'''

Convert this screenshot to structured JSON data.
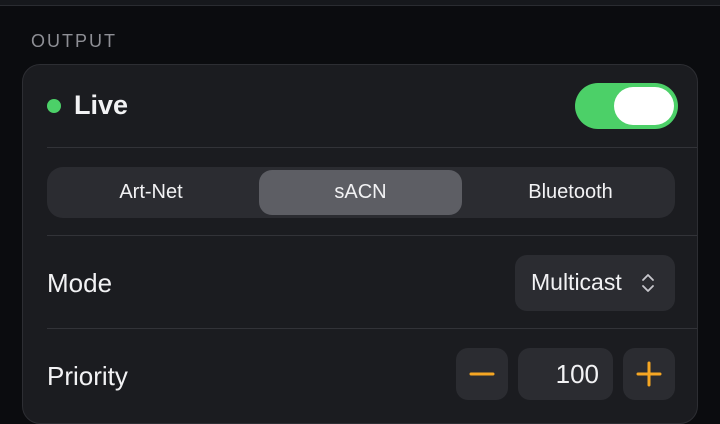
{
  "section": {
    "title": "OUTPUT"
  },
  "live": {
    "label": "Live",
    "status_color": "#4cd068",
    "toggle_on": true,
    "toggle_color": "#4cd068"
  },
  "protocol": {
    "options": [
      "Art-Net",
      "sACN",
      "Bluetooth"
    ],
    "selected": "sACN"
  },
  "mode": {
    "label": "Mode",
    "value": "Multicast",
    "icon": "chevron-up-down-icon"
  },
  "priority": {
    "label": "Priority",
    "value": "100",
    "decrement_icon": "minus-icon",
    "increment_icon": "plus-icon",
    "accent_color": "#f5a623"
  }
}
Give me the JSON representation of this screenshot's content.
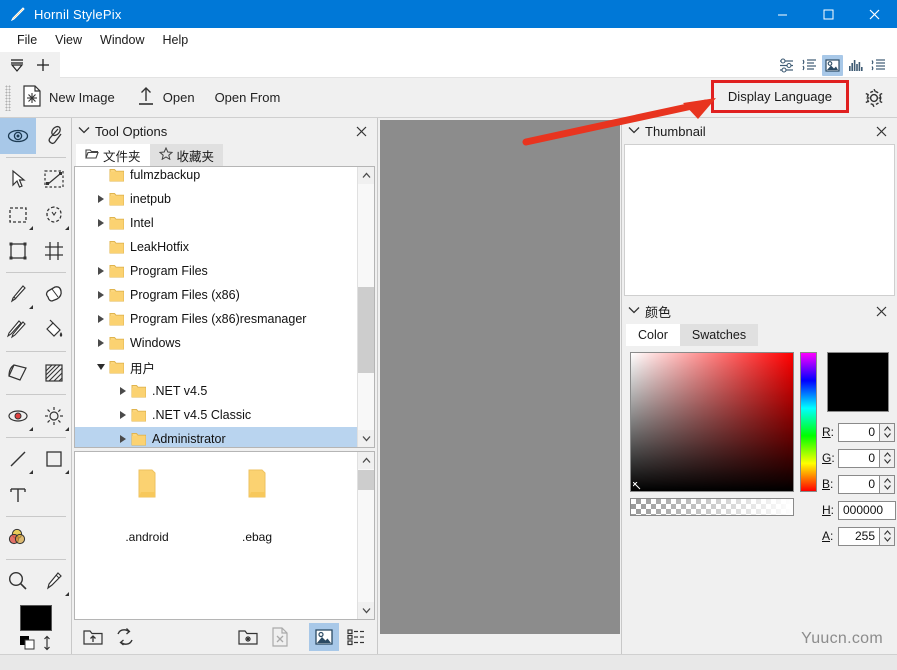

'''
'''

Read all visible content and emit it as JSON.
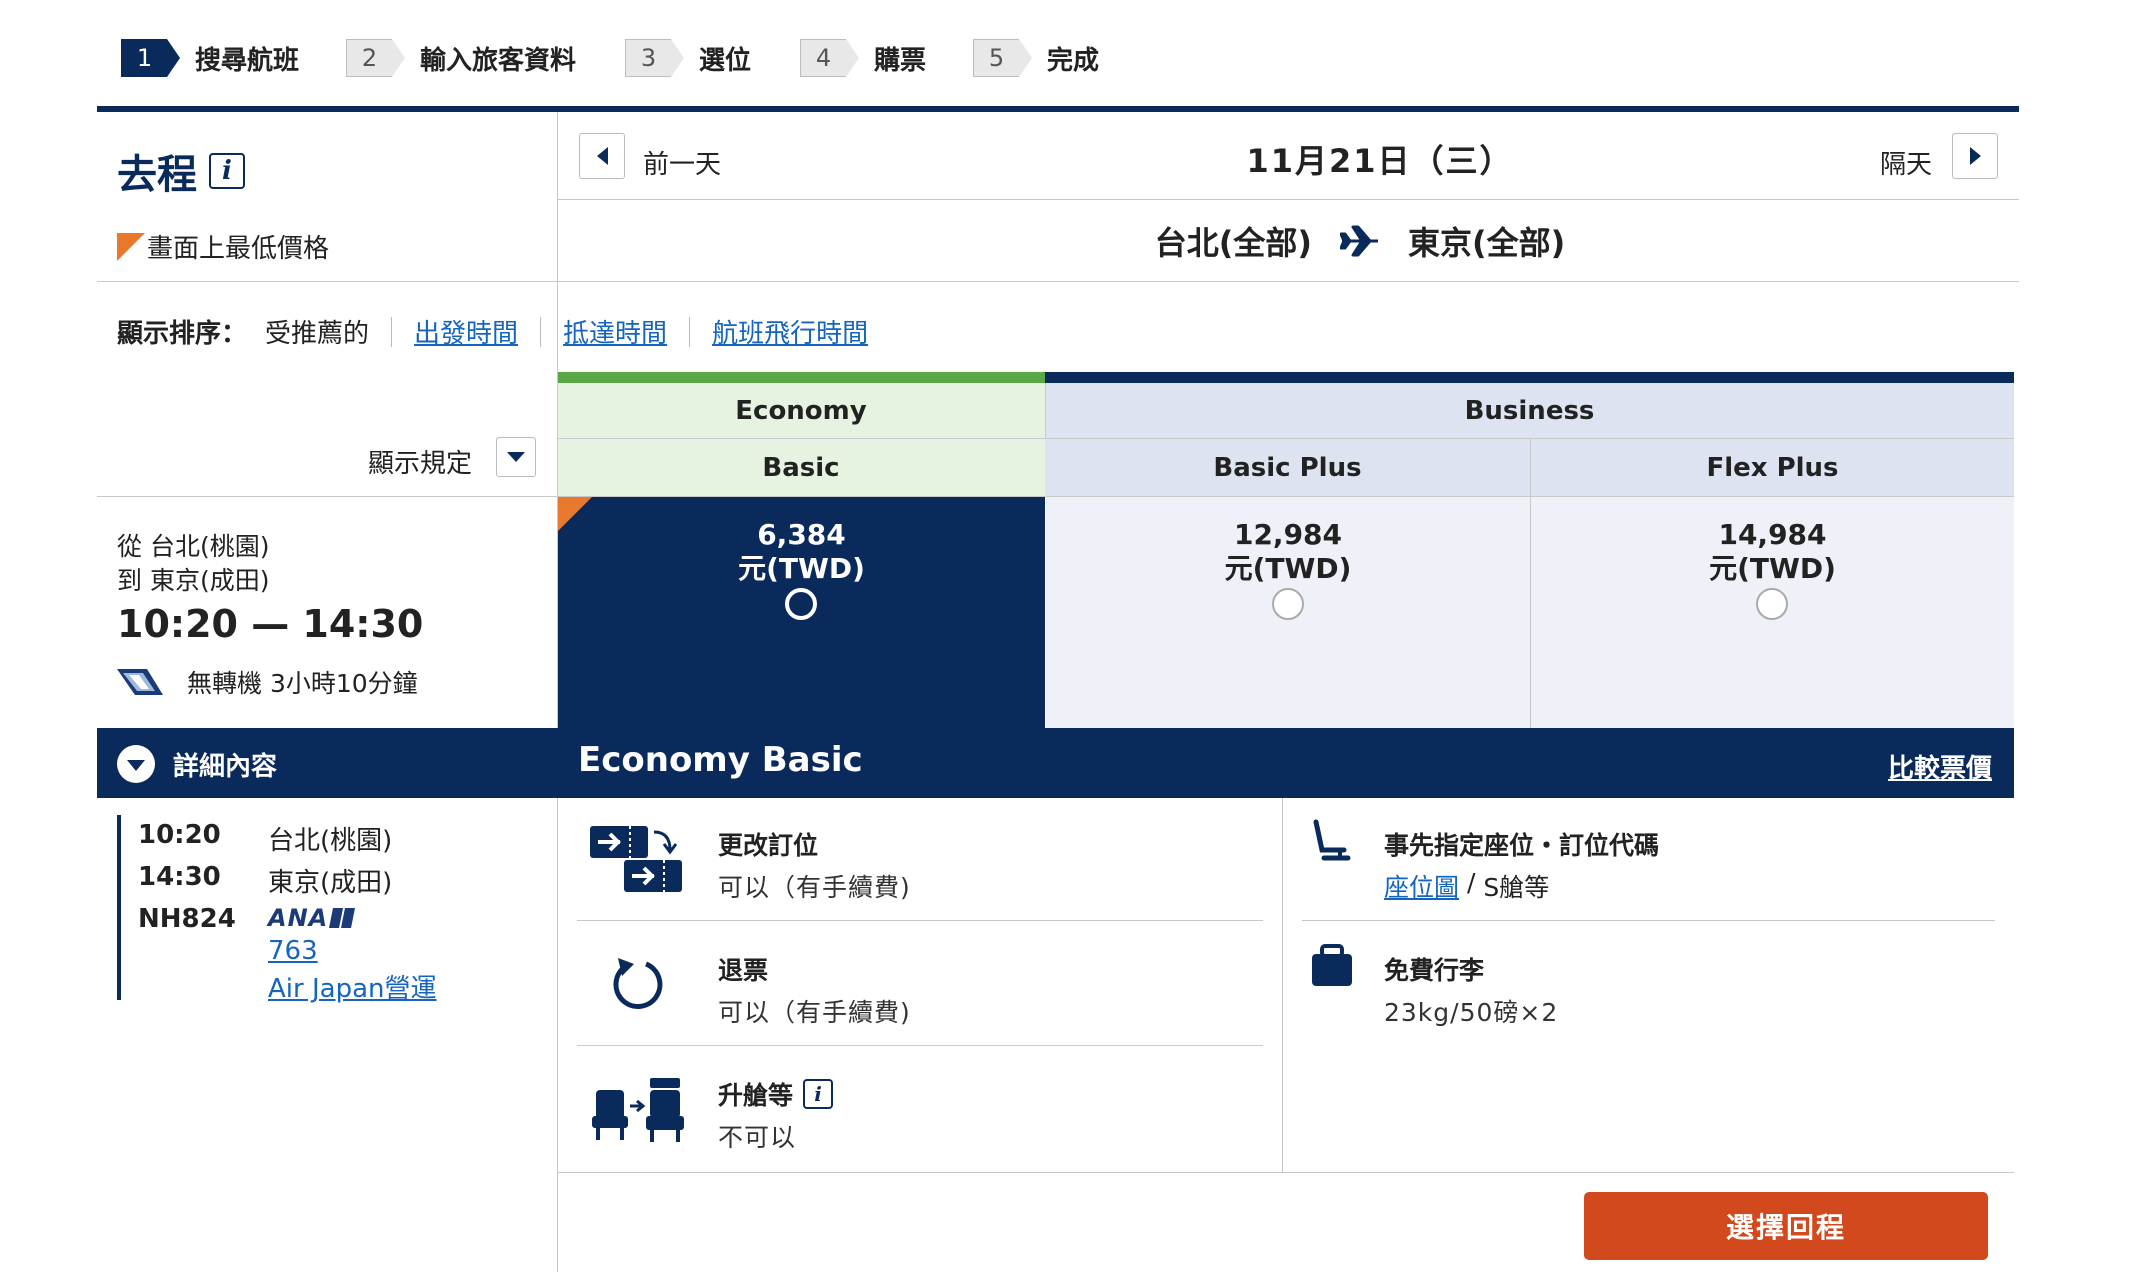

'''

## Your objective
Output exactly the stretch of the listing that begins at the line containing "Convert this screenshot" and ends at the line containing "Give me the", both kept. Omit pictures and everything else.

## Output below
Convert this screenshot to structured JSON data.
{
  "section": {
    "title": "OUTPUT"
  },
  "live": {
    "label": "Live",
    "status_color": "#4cd068",
    "toggle_on": true,
    "toggle_color": "#4cd068"
  },
  "protocol": {
    "options": [
      "Art-Net",
      "sACN",
      "Bluetooth"
    ],
    "selected": "sACN"
  },
  "mode": {
    "label": "Mode",
    "value": "Multicast",
    "icon": "chevron-up-down-icon"
  },
  "priority": {
    "label": "Priority",
    "value": "100",
    "decrement_icon": "minus-icon",
    "increment_icon": "plus-icon",
    "accent_color": "#f5a623"
  }
}
Give me the JSON representation of this screenshot's content.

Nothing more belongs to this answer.